88Topic for preaching morning, noon and evening.
89See to the details of virtues and you will build a grand edifice of holiness.
90 He who despises trifles will sink down little by little (cf. Ecc. 19:1).
91The pious Salesian Society as it risks being in 1900.
92Look and learn.
93Sleep and sloth.
94Laughter and scurrilous words.
95Negligence in sacred celebrations.
96All the rest seem more interested in themselves than in Jesus Christ (Phil 2:21).
97Greed; they make foods into their god (Phil 3:19).
98Sleep, theft, idleness.
99Concupiscence of the eyes and pride of life (1 Jn 2:16).
100Rest, clothing, drink and money.
101Our earnings are earthly goods.
102Oh how the old gold has tarnished (Lam 4:1).

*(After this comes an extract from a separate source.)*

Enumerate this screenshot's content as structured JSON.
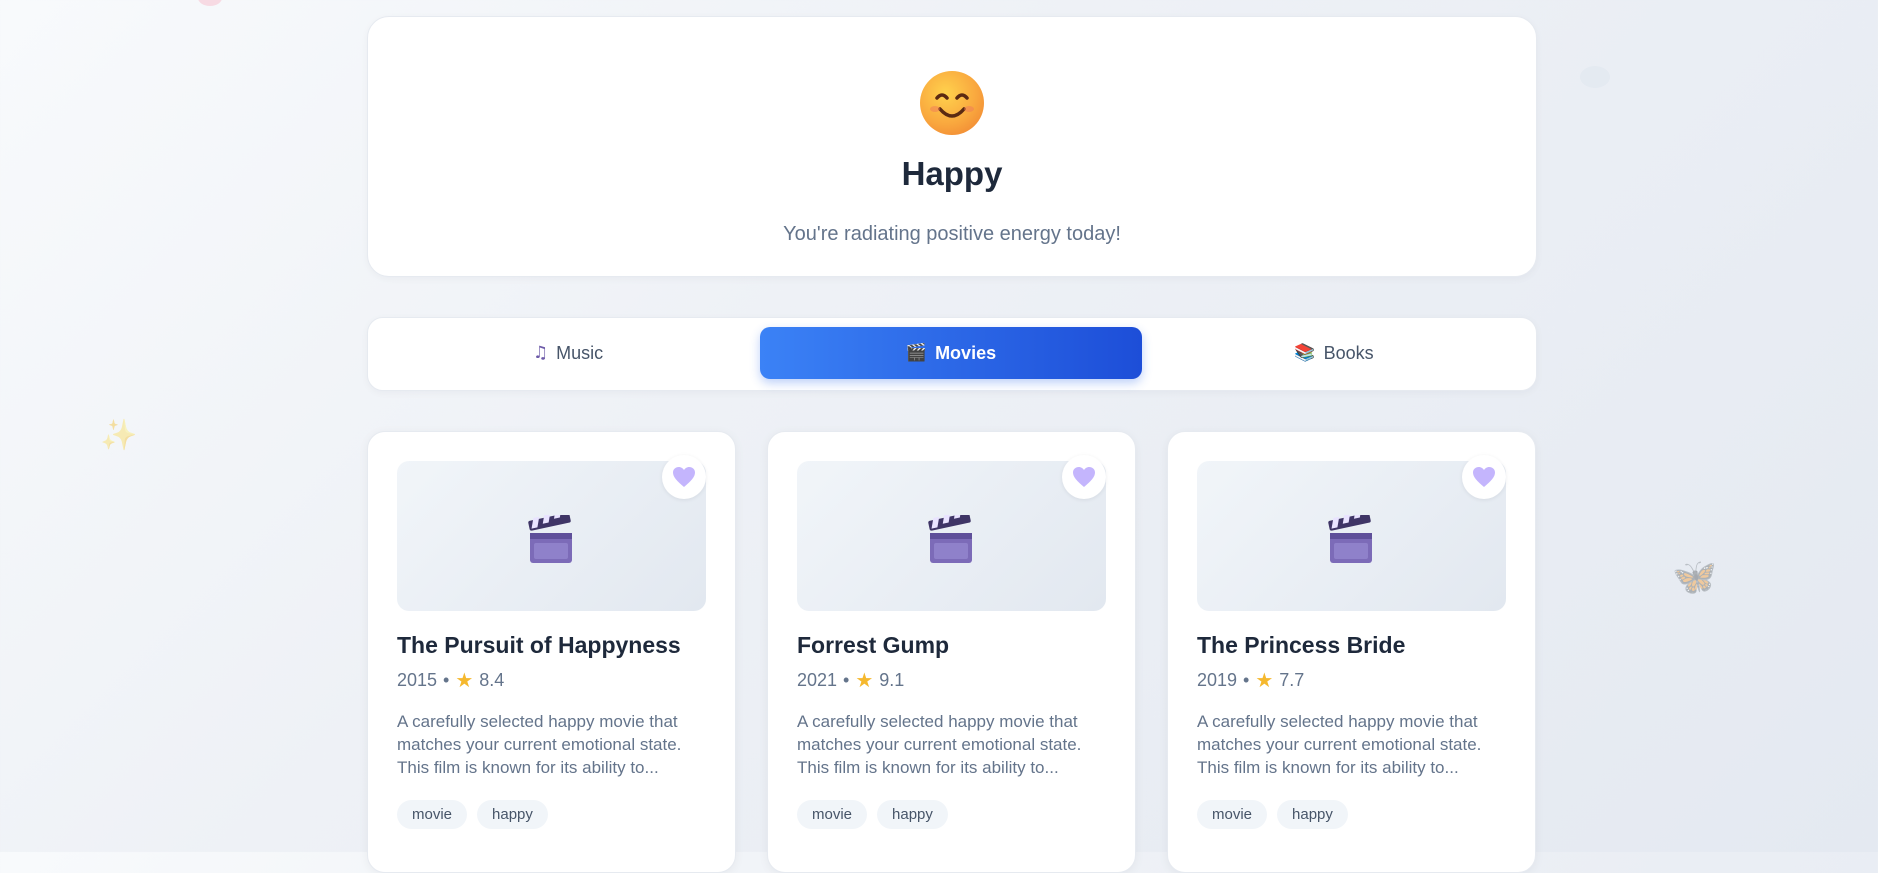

103Servants and instrument of almighty God, listen and understand. Have courage and be strong. What you have seen and heard is a warning from heaven, sent to you and your brothers now. Pay attention and understand well what it is saying to you Blows that are foreseen do less damage and can be prevented. The words indicated are topics for preaching. Preach tirelessly, in season and out of season. But practise what you preach, so that your works are like light which, radiating in the form of safe tradition, shines on your brothers and sons from generation to generation. Listen well and understand: — Be careful in accepting novices, strong in cultivating them, prudent in admitting them [to profession]. test them all but keep only the best. Send the light and fickle ones away. Listen well and understand: — Meditation morning and evening should constantly be on observance of the Constitutions. If you do this the help of the Almighty will never be lacking. You will be a spectacle for the world and the angels and then your glory will be the glory of God. Those who see the end of this century and the beginning of the next will tell you: — this is the work of the Lord and it is admirable in our eyes. then all your brothers and sons will sing: “Not to us O Lord, not to us, but to your name be glory.”